Given entries below:

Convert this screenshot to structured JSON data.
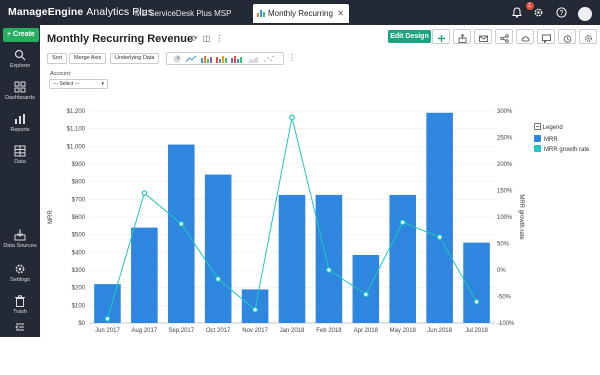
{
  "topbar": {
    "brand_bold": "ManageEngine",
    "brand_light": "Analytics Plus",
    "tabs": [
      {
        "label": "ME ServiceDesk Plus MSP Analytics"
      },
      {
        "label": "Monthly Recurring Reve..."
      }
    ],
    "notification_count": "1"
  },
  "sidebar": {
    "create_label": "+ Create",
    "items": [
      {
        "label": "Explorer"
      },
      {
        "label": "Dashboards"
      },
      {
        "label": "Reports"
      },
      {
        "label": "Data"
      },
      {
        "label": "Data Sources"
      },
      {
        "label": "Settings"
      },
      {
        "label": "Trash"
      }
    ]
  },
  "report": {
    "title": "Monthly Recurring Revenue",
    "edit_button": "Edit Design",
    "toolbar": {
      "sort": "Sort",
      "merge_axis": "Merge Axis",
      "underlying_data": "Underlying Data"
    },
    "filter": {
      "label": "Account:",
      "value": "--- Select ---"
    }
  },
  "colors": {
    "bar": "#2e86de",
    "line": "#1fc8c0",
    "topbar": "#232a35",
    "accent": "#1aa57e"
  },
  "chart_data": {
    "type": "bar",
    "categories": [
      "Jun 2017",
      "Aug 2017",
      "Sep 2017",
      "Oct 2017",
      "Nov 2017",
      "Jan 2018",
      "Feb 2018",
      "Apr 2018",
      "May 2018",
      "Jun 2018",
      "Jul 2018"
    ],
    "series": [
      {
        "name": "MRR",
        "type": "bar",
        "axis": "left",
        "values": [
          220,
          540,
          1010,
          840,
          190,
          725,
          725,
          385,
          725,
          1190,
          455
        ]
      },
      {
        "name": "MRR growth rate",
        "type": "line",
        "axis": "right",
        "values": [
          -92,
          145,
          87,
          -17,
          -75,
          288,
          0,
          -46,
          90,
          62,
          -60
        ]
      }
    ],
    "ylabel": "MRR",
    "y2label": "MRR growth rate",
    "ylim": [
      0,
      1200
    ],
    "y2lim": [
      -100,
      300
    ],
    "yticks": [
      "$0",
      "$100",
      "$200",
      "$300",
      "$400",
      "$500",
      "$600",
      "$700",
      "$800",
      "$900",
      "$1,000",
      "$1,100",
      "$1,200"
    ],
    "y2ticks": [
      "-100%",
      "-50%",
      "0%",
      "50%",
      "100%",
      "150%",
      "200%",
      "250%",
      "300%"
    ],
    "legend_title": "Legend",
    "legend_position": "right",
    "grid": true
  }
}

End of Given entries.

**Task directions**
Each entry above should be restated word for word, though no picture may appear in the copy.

**Answer area**
Convert this screenshot to structured JSON data.
{
  "topbar": {
    "brand_bold": "ManageEngine",
    "brand_light": "Analytics Plus",
    "tabs": [
      {
        "label": "ME ServiceDesk Plus MSP Analytics"
      },
      {
        "label": "Monthly Recurring Reve..."
      }
    ],
    "notification_count": "1"
  },
  "sidebar": {
    "create_label": "+ Create",
    "items": [
      {
        "label": "Explorer"
      },
      {
        "label": "Dashboards"
      },
      {
        "label": "Reports"
      },
      {
        "label": "Data"
      },
      {
        "label": "Data Sources"
      },
      {
        "label": "Settings"
      },
      {
        "label": "Trash"
      }
    ]
  },
  "report": {
    "title": "Monthly Recurring Revenue",
    "edit_button": "Edit Design",
    "toolbar": {
      "sort": "Sort",
      "merge_axis": "Merge Axis",
      "underlying_data": "Underlying Data"
    },
    "filter": {
      "label": "Account:",
      "value": "--- Select ---"
    }
  },
  "colors": {
    "bar": "#2e86de",
    "line": "#1fc8c0",
    "topbar": "#232a35",
    "accent": "#1aa57e"
  },
  "chart_data": {
    "type": "bar",
    "categories": [
      "Jun 2017",
      "Aug 2017",
      "Sep 2017",
      "Oct 2017",
      "Nov 2017",
      "Jan 2018",
      "Feb 2018",
      "Apr 2018",
      "May 2018",
      "Jun 2018",
      "Jul 2018"
    ],
    "series": [
      {
        "name": "MRR",
        "type": "bar",
        "axis": "left",
        "values": [
          220,
          540,
          1010,
          840,
          190,
          725,
          725,
          385,
          725,
          1190,
          455
        ]
      },
      {
        "name": "MRR growth rate",
        "type": "line",
        "axis": "right",
        "values": [
          -92,
          145,
          87,
          -17,
          -75,
          288,
          0,
          -46,
          90,
          62,
          -60
        ]
      }
    ],
    "ylabel": "MRR",
    "y2label": "MRR growth rate",
    "ylim": [
      0,
      1200
    ],
    "y2lim": [
      -100,
      300
    ],
    "yticks": [
      "$0",
      "$100",
      "$200",
      "$300",
      "$400",
      "$500",
      "$600",
      "$700",
      "$800",
      "$900",
      "$1,000",
      "$1,100",
      "$1,200"
    ],
    "y2ticks": [
      "-100%",
      "-50%",
      "0%",
      "50%",
      "100%",
      "150%",
      "200%",
      "250%",
      "300%"
    ],
    "legend_title": "Legend",
    "legend_position": "right",
    "grid": true
  }
}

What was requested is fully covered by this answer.